* GIVEN DATA *
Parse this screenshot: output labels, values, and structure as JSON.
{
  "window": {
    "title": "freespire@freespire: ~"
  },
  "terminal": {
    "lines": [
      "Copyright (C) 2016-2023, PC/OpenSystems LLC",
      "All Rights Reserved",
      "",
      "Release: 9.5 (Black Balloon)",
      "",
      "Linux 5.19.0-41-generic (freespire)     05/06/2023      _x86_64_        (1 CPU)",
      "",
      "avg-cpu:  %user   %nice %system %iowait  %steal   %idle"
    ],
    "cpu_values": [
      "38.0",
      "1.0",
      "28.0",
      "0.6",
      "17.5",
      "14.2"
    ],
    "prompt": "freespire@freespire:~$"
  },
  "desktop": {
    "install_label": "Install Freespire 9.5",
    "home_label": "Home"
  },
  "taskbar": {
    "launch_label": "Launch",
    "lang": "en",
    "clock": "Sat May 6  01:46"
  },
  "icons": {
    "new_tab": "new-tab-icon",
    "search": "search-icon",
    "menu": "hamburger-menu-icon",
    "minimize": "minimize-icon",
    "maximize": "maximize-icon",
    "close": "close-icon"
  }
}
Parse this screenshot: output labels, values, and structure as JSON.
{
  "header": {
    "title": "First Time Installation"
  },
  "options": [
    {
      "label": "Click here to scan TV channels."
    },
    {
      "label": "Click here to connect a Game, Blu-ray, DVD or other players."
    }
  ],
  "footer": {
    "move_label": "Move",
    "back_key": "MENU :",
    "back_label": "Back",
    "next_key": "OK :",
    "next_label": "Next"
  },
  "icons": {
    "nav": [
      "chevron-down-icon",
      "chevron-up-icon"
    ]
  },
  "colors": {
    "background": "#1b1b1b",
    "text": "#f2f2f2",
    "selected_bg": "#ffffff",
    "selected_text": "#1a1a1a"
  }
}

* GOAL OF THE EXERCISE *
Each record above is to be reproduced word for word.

* TASK RESULT *
Parse this screenshot: output labels, values, and structure as JSON.
{
  "window": {
    "title": "freespire@freespire: ~"
  },
  "terminal": {
    "lines": [
      "Copyright (C) 2016-2023, PC/OpenSystems LLC",
      "All Rights Reserved",
      "",
      "Release: 9.5 (Black Balloon)",
      "",
      "Linux 5.19.0-41-generic (freespire)     05/06/2023      _x86_64_        (1 CPU)",
      "",
      "avg-cpu:  %user   %nice %system %iowait  %steal   %idle"
    ],
    "cpu_values": [
      "38.0",
      "1.0",
      "28.0",
      "0.6",
      "17.5",
      "14.2"
    ],
    "prompt": "freespire@freespire:~$"
  },
  "desktop": {
    "install_label": "Install Freespire 9.5",
    "home_label": "Home"
  },
  "taskbar": {
    "launch_label": "Launch",
    "lang": "en",
    "clock": "Sat May 6  01:46"
  },
  "icons": {
    "new_tab": "new-tab-icon",
    "search": "search-icon",
    "menu": "hamburger-menu-icon",
    "minimize": "minimize-icon",
    "maximize": "maximize-icon",
    "close": "close-icon"
  }
}
Parse this screenshot: output labels, values, and structure as JSON.
{
  "header": {
    "title": "First Time Installation"
  },
  "options": [
    {
      "label": "Click here to scan TV channels."
    },
    {
      "label": "Click here to connect a Game, Blu-ray, DVD or other players."
    }
  ],
  "footer": {
    "move_label": "Move",
    "back_key": "MENU :",
    "back_label": "Back",
    "next_key": "OK :",
    "next_label": "Next"
  },
  "icons": {
    "nav": [
      "chevron-down-icon",
      "chevron-up-icon"
    ]
  },
  "colors": {
    "background": "#1b1b1b",
    "text": "#f2f2f2",
    "selected_bg": "#ffffff",
    "selected_text": "#1a1a1a"
  }
}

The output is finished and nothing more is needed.